In the process of training any horse for any discipline be it racing, eventing, show jumping or as in our case dressage there comes a point where the single most critical decision about the horse’s future has to be taken.
‘Are they ready?’
A horse cannot answer that question so the answer is entirely down to the trainer’s judgement which will involve spinning several questions through their own minds.
Are they really ready? Can they cope? How will they react? What if it goes wrong and all the patient work of the last few months is undone? Those questions and their intermingling variations are the ones that only a trainer can answer on behalf of the horse. Our trainer, Daisy Jackson, distilled all of these imponderables down to one short statement.

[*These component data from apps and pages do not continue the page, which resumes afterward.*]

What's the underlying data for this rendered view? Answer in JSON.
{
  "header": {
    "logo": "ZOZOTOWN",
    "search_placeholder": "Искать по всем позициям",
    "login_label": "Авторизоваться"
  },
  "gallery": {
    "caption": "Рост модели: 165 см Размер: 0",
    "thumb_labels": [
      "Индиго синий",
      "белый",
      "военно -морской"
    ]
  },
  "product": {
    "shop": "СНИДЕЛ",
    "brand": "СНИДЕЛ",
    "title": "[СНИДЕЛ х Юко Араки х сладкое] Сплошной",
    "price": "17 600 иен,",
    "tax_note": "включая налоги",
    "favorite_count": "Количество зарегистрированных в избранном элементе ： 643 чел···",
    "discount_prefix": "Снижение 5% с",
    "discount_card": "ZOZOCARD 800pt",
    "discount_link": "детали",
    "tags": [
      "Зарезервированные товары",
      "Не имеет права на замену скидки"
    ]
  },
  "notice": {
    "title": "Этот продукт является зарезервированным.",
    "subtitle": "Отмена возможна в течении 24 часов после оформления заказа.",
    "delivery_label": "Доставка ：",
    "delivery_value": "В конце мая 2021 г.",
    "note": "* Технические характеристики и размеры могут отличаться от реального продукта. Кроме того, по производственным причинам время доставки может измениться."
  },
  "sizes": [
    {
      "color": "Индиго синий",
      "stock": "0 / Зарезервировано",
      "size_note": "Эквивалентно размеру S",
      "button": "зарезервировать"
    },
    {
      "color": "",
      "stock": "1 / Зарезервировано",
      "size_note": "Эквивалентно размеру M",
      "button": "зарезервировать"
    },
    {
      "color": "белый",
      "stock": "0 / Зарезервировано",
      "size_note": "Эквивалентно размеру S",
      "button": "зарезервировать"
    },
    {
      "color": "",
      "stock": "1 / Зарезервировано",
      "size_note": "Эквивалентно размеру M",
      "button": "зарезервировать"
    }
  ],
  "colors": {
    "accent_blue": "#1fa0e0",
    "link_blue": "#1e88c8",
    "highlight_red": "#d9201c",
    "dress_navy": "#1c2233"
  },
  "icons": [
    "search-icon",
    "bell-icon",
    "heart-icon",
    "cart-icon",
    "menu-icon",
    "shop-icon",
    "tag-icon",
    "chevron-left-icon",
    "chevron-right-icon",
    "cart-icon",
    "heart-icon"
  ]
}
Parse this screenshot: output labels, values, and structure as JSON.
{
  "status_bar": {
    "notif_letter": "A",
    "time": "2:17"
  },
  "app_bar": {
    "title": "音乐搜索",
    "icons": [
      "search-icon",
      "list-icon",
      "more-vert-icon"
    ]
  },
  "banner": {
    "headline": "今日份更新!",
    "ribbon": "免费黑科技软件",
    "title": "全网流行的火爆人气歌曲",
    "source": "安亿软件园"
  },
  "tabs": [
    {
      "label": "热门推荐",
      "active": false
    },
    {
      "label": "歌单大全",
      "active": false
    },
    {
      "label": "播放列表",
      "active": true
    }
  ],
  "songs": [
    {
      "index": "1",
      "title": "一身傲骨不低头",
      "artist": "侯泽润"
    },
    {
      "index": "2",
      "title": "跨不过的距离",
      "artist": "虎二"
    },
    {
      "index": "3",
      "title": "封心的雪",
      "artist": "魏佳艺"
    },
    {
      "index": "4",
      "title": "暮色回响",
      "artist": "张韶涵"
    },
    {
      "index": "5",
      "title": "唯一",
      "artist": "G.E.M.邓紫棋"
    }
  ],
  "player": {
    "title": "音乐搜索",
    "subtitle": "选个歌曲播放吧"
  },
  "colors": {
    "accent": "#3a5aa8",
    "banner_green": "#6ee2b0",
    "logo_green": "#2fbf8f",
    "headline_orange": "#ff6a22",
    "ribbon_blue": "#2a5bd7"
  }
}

‘It can only go one of two ways.’
With that set of possible outcomes, the decision was made to take Bryn, our Welsh Section D gelding, to his first public appearance since going to Daisy’s yard in January 2018. The venue, at the Jesty’s yard near Wimborne, is only a few miles from Daisy’s yard and is familiar to Bryn already. He has been hacked past the yard and even worked in the new arena where his first grown up event was scheduled. What would be unfamiliar to Bryn would be the music coming through a sound system, a compere giving a commentary and an audience. So, not that many unknowns to face for a first time out. That event was going to be organised by Anna Jesty and Daisy Jackson to raise funding for treatment for a very ill friend of everyone’s in the Dorset equestrian world.

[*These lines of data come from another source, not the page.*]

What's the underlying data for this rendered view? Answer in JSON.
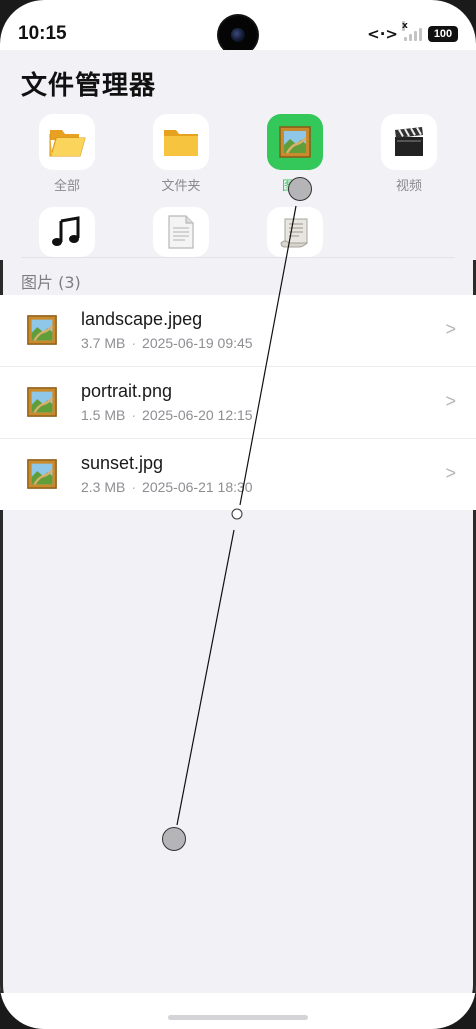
{
  "status_bar": {
    "time": "10:15",
    "battery": "100",
    "link_icon": "<·>",
    "signal_x": "x"
  },
  "header": {
    "title": "文件管理器"
  },
  "categories": [
    {
      "label": "全部",
      "icon": "open-folder-icon",
      "active": false
    },
    {
      "label": "文件夹",
      "icon": "folder-icon",
      "active": false
    },
    {
      "label": "图片",
      "icon": "picture-icon",
      "active": true
    },
    {
      "label": "视频",
      "icon": "clapper-icon",
      "active": false
    },
    {
      "label": "",
      "icon": "music-note-icon",
      "active": false
    },
    {
      "label": "",
      "icon": "document-icon",
      "active": false
    },
    {
      "label": "",
      "icon": "scroll-icon",
      "active": false
    }
  ],
  "section": {
    "title": "图片 (3)"
  },
  "files": [
    {
      "name": "landscape.jpeg",
      "size": "3.7 MB",
      "date": "2025-06-19 09:45",
      "chevron": ">"
    },
    {
      "name": "portrait.png",
      "size": "1.5 MB",
      "date": "2025-06-20 12:15",
      "chevron": ">"
    },
    {
      "name": "sunset.jpg",
      "size": "2.3 MB",
      "date": "2025-06-21 18:30",
      "chevron": ">"
    }
  ],
  "colors": {
    "accent": "#34c759",
    "background": "#f2f1f6",
    "card": "#ffffff"
  }
}
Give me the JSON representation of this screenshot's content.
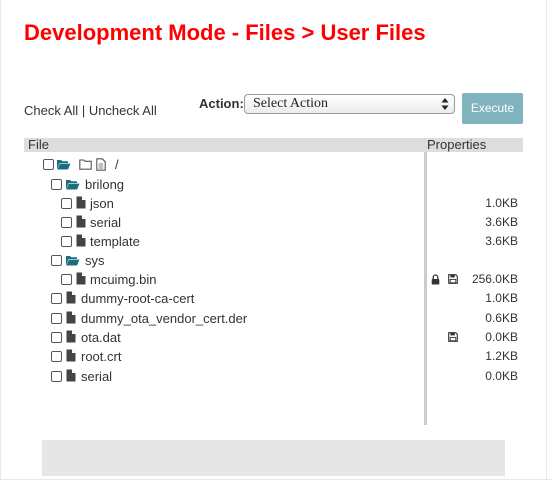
{
  "page": {
    "title": "Development Mode - Files > User Files"
  },
  "toolbar": {
    "check_all": "Check All",
    "separator": " | ",
    "uncheck_all": "Uncheck All",
    "action_label": "Action:",
    "action_select": "Select Action",
    "execute": "Execute"
  },
  "table": {
    "col_file": "File",
    "col_properties": "Properties"
  },
  "tree": {
    "root": {
      "name": "/"
    },
    "items": [
      {
        "name": "brilong",
        "type": "folder"
      },
      {
        "name": "json",
        "type": "file",
        "size": "1.0KB"
      },
      {
        "name": "serial",
        "type": "file",
        "size": "3.6KB"
      },
      {
        "name": "template",
        "type": "file",
        "size": "3.6KB"
      },
      {
        "name": "sys",
        "type": "folder"
      },
      {
        "name": "mcuimg.bin",
        "type": "file",
        "size": "256.0KB",
        "icons": [
          "lock-icon",
          "save-icon"
        ]
      },
      {
        "name": "dummy-root-ca-cert",
        "type": "file",
        "size": "1.0KB"
      },
      {
        "name": "dummy_ota_vendor_cert.der",
        "type": "file",
        "size": "0.6KB"
      },
      {
        "name": "ota.dat",
        "type": "file",
        "size": "0.0KB",
        "icons": [
          "save-icon"
        ]
      },
      {
        "name": "root.crt",
        "type": "file",
        "size": "1.2KB"
      },
      {
        "name": "serial",
        "type": "file",
        "size": "0.0KB"
      }
    ]
  },
  "colors": {
    "title": "#ff0000",
    "folder": "#1a6e80",
    "button": "#7fb3bd",
    "header_bg": "#dddddd"
  }
}
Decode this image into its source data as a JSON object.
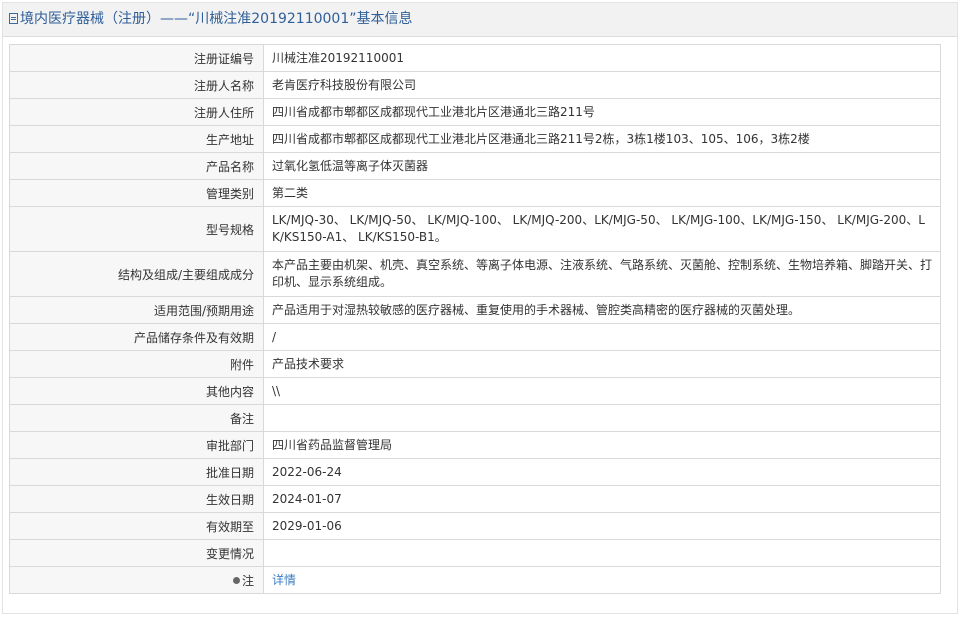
{
  "header": {
    "title": "境内医疗器械（注册）——“川械注准20192110001”基本信息"
  },
  "rows": [
    {
      "label": "注册证编号",
      "value": "川械注准20192110001"
    },
    {
      "label": "注册人名称",
      "value": "老肯医疗科技股份有限公司"
    },
    {
      "label": "注册人住所",
      "value": "四川省成都市郫都区成都现代工业港北片区港通北三路211号"
    },
    {
      "label": "生产地址",
      "value": "四川省成都市郫都区成都现代工业港北片区港通北三路211号2栋，3栋1楼103、105、106，3栋2楼"
    },
    {
      "label": "产品名称",
      "value": "过氧化氢低温等离子体灭菌器"
    },
    {
      "label": "管理类别",
      "value": "第二类"
    },
    {
      "label": "型号规格",
      "value": "LK/MJQ-30、 LK/MJQ-50、 LK/MJQ-100、 LK/MJQ-200、LK/MJG-50、 LK/MJG-100、LK/MJG-150、 LK/MJG-200、LK/KS150-A1、 LK/KS150-B1。"
    },
    {
      "label": "结构及组成/主要组成成分",
      "value": "本产品主要由机架、机壳、真空系统、等离子体电源、注液系统、气路系统、灭菌舱、控制系统、生物培养箱、脚踏开关、打印机、显示系统组成。"
    },
    {
      "label": "适用范围/预期用途",
      "value": "产品适用于对湿热较敏感的医疗器械、重复使用的手术器械、管腔类高精密的医疗器械的灭菌处理。"
    },
    {
      "label": "产品储存条件及有效期",
      "value": "/"
    },
    {
      "label": "附件",
      "value": "产品技术要求"
    },
    {
      "label": "其他内容",
      "value": "\\\\"
    },
    {
      "label": "备注",
      "value": ""
    },
    {
      "label": "审批部门",
      "value": "四川省药品监督管理局"
    },
    {
      "label": "批准日期",
      "value": "2022-06-24"
    },
    {
      "label": "生效日期",
      "value": "2024-01-07"
    },
    {
      "label": "有效期至",
      "value": "2029-01-06"
    },
    {
      "label": "变更情况",
      "value": ""
    }
  ],
  "note_row": {
    "label": "注",
    "link_text": "详情"
  }
}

On the big day Bryn walked on to the lorry at Daisy’s yard like he had been doing it every day for years. He travelled the short distance to the venue contentedly pulling on his hay net. At the other end he strode off the lorry, sniffed the air, had a good look around and walked down to his temporary accommodation for the duration.
Very soon afterwards he was all tacked up. Daisy got on board and relaxed any nerves he had immediately.
‘It can only go one of two ways.’
Now, where had my wife and I heard that before?
Daisy took Bryn down to the arena giving him plenty of time to have a look around and feel the atmosphere. His route took him behind the audience who were applauding the end of a demonstration by Anna on one of her warmbloods. Bryn was completely at ease. They entered the arena and walked around very calmly allowing Bryn to stretch, relax and take in his new surroundings. The music was very quiet and slow, almost Zen like. The compere, Amanda Louise Birch, spoke very softly over the sound system explaining Bryn was not a warmblood and that he was very new to dressage.
He was taking it all in his stride and we were very proud owners. Even more so when we heard a couple of people seated near us say, ‘Wow,’ or, 'What a stunner.’ We stayed quiet.
Then for want of a better phrase, Bryn and Daisy started throwing some shapes in trot. Working on both reins they made circles, loops and loads of straight lines around the and across the arena gradually building up to a canter. This gait is Bryn’s weakest and still needs lots of development but it could only go one of two ways.
Daisy asked the question. Bryn tried to give the right answer but couldn’t and threw in a little buck. There was no panic from the rider. Just reassuring touch of the hand down his neck to say ‘don’t worry, we’ll try again.’ The question was asked again and Bryn struck off into the most fluent and powerful canter that was in Daisy’s complete control. He did it and he did it good.
The display only lasted three or four minutes. When they came to the ‘halt and salute’ moment there was brief silence followed by applause from the audience. Bryn seemed to know who it was for and we are convinced that if he could have he would have taken a deeper bow than the male lead in Macbeth at curtain call.
The compere, Amanda Louise Birch, said after the event:
‘I think what struck me most was his sense of responsibility for his part in the event. He came in and Daisy did a great job of getting him relaxed with the environment, and then he got his work head on. We were saying afterwards that it is nice to have him in the demo because people often think you must have a warmblood for dressage, but of course any horse can be a dressage athlete. Bryn proved that point exactly.’